Requirement » Lines that include "screenshot" make up the answer; copy all of them from the data below.

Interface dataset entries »
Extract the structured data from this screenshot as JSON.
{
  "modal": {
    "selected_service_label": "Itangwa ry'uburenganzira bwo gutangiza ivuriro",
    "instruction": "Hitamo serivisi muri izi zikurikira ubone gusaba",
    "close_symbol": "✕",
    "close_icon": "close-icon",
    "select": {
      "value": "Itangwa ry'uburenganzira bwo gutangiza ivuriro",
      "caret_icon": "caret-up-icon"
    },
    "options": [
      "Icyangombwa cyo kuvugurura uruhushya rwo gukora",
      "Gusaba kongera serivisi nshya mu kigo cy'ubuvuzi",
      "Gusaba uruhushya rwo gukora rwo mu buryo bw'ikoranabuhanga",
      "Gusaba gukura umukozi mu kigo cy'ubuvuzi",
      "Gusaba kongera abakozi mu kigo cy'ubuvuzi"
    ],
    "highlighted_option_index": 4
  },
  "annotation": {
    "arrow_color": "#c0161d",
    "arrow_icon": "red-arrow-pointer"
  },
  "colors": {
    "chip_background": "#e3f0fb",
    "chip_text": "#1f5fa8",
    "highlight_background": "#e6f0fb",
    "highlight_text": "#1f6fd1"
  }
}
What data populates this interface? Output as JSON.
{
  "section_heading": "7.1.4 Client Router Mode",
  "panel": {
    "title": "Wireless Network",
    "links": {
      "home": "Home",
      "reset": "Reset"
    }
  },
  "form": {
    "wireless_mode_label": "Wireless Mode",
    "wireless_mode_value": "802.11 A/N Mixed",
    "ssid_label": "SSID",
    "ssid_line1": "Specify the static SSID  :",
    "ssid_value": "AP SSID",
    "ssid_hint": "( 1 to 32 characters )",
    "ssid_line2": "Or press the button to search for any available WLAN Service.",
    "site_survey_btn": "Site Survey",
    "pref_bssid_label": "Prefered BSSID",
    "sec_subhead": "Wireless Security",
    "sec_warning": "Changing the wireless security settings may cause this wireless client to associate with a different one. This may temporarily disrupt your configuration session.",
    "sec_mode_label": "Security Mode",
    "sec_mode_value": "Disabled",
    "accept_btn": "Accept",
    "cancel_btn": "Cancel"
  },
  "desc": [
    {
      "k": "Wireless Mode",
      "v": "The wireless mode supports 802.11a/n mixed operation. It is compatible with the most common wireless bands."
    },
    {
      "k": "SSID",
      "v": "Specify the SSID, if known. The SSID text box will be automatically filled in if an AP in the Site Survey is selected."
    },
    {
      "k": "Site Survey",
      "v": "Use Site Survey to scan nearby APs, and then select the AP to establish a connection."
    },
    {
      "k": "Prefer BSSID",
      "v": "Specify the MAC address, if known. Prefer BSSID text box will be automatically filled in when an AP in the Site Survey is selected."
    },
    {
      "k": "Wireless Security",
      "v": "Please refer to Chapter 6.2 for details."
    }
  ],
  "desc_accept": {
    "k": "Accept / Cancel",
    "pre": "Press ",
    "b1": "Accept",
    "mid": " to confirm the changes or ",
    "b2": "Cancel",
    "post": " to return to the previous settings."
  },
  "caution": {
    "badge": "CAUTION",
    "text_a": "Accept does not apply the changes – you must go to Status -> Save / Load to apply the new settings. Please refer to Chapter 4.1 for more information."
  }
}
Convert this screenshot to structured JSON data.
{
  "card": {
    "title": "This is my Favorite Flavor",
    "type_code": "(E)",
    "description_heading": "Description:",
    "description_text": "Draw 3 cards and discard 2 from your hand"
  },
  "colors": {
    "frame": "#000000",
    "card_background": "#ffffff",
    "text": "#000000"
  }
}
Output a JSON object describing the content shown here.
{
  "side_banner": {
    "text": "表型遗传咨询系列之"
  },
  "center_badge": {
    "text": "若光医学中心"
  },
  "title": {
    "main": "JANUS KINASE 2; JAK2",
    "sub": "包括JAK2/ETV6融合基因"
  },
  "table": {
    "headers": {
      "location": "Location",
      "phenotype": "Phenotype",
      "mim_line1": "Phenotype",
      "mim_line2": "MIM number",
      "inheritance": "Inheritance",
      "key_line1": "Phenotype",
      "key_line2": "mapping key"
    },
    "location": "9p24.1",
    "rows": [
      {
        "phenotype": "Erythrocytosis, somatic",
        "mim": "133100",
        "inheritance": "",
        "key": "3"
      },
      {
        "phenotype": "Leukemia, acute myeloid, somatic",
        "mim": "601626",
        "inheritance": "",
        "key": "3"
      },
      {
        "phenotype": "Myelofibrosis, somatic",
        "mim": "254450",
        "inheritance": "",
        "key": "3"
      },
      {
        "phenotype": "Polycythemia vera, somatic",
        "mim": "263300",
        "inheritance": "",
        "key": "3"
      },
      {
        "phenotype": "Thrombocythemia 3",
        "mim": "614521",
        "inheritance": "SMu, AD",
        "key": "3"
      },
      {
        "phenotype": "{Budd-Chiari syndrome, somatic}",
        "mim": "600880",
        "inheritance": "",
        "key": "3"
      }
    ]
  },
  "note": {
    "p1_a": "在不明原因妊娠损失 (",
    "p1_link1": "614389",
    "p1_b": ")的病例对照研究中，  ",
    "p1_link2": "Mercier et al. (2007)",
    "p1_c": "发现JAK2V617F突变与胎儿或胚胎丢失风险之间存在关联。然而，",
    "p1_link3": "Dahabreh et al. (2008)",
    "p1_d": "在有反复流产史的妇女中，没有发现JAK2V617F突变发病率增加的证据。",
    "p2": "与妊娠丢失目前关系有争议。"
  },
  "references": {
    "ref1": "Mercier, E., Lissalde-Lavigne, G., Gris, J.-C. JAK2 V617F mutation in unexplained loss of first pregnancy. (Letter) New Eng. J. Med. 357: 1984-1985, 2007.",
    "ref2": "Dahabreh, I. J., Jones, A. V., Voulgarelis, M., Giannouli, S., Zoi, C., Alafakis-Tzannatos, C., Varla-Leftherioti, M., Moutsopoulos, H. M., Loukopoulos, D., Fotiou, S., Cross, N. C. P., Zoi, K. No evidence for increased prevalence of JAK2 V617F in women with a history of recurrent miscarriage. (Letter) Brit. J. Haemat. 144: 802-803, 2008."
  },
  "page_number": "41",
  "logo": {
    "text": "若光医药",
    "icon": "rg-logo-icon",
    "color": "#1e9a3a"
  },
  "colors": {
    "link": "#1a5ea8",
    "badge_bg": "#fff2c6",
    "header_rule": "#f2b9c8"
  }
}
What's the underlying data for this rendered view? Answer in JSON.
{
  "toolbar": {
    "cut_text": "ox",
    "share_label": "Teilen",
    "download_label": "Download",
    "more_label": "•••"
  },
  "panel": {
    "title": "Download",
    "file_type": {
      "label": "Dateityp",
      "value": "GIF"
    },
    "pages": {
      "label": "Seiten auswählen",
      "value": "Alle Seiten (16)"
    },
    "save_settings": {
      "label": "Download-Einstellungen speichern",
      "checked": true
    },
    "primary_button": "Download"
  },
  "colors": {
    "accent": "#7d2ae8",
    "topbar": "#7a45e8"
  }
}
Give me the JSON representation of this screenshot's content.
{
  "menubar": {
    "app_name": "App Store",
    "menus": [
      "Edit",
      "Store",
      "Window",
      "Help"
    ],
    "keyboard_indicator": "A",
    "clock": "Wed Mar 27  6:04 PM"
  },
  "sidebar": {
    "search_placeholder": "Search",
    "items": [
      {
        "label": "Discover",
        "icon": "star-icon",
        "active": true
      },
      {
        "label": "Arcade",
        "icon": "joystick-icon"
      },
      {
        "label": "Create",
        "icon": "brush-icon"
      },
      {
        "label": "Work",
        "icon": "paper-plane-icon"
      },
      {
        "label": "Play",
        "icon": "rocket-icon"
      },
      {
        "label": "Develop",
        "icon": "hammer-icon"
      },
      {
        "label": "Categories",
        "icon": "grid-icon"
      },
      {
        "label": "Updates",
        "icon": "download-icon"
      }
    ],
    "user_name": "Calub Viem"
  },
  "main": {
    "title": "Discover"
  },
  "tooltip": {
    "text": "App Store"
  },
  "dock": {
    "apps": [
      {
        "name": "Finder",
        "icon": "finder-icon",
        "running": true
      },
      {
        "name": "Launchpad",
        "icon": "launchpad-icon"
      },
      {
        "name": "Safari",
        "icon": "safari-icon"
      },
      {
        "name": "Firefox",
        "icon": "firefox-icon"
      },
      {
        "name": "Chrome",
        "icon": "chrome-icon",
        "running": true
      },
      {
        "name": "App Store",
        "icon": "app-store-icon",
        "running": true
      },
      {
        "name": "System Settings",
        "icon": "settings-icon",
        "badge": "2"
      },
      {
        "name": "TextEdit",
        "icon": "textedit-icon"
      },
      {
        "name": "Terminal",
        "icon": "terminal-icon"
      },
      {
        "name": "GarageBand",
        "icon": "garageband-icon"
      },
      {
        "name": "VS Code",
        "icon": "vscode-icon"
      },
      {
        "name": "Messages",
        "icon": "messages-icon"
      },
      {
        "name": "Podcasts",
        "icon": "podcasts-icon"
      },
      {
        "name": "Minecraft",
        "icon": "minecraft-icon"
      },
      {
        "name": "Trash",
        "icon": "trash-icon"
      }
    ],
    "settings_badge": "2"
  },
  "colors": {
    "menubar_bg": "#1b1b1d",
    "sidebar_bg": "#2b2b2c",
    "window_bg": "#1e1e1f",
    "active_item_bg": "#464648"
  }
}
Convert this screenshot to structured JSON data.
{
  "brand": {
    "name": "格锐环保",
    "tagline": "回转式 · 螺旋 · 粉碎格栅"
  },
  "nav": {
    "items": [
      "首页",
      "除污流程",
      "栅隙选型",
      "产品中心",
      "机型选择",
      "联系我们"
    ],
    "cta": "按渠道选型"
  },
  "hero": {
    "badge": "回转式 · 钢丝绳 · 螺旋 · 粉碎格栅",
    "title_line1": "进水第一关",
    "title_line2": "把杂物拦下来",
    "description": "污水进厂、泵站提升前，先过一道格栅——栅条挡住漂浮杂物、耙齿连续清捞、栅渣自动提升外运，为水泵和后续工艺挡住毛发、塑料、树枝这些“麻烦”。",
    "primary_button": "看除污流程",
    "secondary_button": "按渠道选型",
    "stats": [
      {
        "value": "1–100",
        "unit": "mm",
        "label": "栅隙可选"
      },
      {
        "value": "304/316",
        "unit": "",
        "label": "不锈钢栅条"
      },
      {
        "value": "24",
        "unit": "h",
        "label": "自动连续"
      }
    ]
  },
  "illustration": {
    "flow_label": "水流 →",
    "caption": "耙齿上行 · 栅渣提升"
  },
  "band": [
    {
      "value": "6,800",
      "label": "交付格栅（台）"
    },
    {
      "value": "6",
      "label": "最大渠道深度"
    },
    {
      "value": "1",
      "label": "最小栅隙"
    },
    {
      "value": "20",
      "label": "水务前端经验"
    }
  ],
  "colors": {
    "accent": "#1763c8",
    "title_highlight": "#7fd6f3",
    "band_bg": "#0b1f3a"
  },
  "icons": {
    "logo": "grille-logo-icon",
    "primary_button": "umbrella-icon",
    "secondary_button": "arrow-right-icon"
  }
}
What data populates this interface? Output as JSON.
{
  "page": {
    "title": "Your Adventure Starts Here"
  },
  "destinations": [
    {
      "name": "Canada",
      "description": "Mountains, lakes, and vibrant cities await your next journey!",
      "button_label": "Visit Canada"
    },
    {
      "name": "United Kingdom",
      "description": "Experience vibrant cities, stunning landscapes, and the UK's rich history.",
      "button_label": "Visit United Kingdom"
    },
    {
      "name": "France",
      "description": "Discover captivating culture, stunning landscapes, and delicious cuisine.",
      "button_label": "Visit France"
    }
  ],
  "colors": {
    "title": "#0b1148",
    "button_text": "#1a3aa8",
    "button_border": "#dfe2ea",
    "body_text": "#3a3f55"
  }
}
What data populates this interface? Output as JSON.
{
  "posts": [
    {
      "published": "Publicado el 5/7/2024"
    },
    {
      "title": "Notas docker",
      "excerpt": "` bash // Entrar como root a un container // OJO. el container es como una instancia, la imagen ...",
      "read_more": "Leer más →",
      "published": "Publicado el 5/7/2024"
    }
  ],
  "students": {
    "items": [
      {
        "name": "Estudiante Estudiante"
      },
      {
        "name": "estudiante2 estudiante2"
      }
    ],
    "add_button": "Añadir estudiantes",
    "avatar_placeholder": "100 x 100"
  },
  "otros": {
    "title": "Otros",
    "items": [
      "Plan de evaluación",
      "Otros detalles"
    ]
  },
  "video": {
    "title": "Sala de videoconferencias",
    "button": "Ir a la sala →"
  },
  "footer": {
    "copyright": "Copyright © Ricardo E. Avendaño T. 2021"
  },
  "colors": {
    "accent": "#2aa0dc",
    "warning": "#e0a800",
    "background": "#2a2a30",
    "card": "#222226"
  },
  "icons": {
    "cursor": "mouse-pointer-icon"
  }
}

Task solution »
Extract the structured data from this screenshot as JSON.
Convert this screenshot to structured JSON data.
Give me the JSON representation of this screenshot's content.
Convert this screenshot to structured JSON data.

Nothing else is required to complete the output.